§ **WHAT THE TASK REQUIRES**: Go over these records and count the lines with the string "true" in them; the count is all that should be returned.

§ **DATA SUPPLIED**:
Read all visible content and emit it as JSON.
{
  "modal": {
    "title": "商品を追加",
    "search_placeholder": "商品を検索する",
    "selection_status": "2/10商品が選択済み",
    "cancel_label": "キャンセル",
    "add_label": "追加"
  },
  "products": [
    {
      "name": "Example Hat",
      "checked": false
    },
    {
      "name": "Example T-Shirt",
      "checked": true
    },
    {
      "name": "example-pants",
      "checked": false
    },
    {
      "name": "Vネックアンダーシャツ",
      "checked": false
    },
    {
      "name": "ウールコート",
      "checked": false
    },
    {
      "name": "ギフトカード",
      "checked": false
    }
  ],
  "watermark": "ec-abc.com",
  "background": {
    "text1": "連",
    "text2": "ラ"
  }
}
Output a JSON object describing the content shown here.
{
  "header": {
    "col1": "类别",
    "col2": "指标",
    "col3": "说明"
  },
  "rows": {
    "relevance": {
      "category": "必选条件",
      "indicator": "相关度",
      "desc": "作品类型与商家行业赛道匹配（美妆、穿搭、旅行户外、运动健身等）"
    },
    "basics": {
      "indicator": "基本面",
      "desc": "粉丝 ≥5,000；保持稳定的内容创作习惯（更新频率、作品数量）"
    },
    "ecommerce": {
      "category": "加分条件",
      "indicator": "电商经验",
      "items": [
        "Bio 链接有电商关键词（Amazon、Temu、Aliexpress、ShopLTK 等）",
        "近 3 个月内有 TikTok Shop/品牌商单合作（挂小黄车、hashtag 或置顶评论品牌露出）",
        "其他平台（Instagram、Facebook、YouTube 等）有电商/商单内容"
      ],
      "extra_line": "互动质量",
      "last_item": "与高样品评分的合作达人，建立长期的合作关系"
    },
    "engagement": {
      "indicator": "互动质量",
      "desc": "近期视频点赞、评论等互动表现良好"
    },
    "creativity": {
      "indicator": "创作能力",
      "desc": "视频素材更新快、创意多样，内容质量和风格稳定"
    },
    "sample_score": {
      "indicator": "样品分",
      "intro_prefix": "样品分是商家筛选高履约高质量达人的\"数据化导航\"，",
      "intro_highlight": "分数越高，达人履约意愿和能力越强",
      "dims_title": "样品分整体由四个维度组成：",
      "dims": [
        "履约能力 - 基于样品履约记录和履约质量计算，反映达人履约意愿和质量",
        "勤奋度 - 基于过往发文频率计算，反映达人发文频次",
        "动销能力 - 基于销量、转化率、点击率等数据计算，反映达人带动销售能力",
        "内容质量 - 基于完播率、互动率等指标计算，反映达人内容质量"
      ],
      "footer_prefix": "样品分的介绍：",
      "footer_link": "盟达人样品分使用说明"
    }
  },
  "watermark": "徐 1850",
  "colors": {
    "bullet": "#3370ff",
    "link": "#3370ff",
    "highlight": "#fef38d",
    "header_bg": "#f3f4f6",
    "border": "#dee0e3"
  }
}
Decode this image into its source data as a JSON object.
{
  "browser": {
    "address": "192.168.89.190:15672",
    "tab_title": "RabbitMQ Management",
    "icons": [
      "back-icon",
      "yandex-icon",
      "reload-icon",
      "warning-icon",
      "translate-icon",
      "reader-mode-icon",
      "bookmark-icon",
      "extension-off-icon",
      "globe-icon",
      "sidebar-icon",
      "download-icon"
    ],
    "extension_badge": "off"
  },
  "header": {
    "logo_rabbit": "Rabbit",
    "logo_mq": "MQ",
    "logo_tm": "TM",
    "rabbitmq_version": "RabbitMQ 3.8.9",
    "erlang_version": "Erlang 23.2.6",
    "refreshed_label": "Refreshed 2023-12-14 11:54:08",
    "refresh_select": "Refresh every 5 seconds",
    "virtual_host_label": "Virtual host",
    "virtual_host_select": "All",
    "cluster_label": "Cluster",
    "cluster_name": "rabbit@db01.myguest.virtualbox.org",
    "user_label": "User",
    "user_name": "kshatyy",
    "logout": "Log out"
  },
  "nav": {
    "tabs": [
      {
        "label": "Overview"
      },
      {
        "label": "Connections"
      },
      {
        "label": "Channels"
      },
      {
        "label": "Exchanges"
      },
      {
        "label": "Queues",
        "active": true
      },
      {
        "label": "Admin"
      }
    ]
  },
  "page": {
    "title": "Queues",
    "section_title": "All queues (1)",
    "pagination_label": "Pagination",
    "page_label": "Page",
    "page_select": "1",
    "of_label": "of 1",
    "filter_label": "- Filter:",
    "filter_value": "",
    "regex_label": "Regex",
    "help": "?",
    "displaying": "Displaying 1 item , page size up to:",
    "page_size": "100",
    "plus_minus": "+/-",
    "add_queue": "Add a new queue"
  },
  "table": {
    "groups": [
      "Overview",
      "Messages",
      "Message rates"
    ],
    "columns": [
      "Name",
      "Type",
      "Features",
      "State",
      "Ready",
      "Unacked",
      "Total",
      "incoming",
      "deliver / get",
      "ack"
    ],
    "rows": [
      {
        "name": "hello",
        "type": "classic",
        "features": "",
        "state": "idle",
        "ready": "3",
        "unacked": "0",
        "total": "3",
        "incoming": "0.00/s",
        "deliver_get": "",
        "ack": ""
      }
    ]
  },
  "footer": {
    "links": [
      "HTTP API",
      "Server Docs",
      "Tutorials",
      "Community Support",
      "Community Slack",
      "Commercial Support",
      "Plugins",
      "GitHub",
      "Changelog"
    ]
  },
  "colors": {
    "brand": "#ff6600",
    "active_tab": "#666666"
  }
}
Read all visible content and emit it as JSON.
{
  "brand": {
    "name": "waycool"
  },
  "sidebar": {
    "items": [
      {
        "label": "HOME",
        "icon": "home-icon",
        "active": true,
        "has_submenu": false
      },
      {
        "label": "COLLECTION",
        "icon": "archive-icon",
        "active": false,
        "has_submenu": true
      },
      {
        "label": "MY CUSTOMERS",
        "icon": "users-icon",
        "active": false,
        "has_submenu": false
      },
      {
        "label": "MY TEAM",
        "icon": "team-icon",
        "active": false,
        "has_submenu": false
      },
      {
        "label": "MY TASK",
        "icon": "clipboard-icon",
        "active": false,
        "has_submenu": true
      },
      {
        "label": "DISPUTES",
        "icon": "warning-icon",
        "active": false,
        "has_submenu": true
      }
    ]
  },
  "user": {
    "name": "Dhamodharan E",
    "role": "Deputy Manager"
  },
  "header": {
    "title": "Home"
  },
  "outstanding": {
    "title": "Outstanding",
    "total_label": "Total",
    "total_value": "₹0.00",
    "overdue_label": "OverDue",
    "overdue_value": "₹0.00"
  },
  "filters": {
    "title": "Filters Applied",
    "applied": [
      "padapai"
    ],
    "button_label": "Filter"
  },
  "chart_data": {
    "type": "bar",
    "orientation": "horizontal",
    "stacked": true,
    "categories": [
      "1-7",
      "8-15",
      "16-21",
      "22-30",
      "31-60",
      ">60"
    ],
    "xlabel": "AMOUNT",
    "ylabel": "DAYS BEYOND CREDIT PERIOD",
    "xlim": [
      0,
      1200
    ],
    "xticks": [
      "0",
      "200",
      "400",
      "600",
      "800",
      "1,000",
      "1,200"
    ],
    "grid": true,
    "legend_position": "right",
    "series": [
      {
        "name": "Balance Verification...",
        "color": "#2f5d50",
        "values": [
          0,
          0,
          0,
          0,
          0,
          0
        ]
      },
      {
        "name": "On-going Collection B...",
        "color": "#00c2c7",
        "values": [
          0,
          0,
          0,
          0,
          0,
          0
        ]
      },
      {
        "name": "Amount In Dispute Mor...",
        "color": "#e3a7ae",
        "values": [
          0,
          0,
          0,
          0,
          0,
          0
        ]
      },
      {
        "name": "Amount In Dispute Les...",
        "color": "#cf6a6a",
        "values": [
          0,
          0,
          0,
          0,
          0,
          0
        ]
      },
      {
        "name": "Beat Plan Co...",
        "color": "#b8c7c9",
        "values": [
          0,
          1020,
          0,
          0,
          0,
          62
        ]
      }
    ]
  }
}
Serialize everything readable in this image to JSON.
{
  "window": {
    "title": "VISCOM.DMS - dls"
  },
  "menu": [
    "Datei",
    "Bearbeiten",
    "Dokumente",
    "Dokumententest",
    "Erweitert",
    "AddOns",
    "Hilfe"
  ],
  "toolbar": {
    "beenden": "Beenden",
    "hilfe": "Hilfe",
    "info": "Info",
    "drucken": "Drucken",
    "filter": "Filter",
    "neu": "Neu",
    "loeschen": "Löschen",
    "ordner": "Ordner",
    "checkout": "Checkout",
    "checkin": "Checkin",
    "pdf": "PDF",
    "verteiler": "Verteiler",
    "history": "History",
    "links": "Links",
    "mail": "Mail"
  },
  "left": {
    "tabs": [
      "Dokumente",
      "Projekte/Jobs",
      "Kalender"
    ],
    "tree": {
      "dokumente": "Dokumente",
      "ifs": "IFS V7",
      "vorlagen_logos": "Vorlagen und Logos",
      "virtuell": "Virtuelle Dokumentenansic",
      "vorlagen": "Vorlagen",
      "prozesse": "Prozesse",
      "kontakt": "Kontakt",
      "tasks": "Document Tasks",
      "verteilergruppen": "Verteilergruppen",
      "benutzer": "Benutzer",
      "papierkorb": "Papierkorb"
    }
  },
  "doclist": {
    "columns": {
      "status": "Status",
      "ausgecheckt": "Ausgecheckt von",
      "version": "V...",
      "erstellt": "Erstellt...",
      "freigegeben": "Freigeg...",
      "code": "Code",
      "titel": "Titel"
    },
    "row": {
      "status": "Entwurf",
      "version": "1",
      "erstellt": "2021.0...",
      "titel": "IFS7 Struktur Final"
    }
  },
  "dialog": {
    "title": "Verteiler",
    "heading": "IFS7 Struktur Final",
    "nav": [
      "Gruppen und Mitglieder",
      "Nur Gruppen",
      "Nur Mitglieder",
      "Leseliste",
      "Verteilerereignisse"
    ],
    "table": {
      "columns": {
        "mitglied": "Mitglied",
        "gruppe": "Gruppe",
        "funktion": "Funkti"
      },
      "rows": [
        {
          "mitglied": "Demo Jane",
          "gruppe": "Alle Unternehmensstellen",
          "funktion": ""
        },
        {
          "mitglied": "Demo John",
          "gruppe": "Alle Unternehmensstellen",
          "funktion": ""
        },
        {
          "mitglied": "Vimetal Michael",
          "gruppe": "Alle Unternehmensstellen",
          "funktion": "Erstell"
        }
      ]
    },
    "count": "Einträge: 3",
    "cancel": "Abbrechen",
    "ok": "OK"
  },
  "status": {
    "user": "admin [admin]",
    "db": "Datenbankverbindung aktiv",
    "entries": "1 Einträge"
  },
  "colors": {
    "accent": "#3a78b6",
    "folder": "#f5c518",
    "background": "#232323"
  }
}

§ **OUTPUT**: 8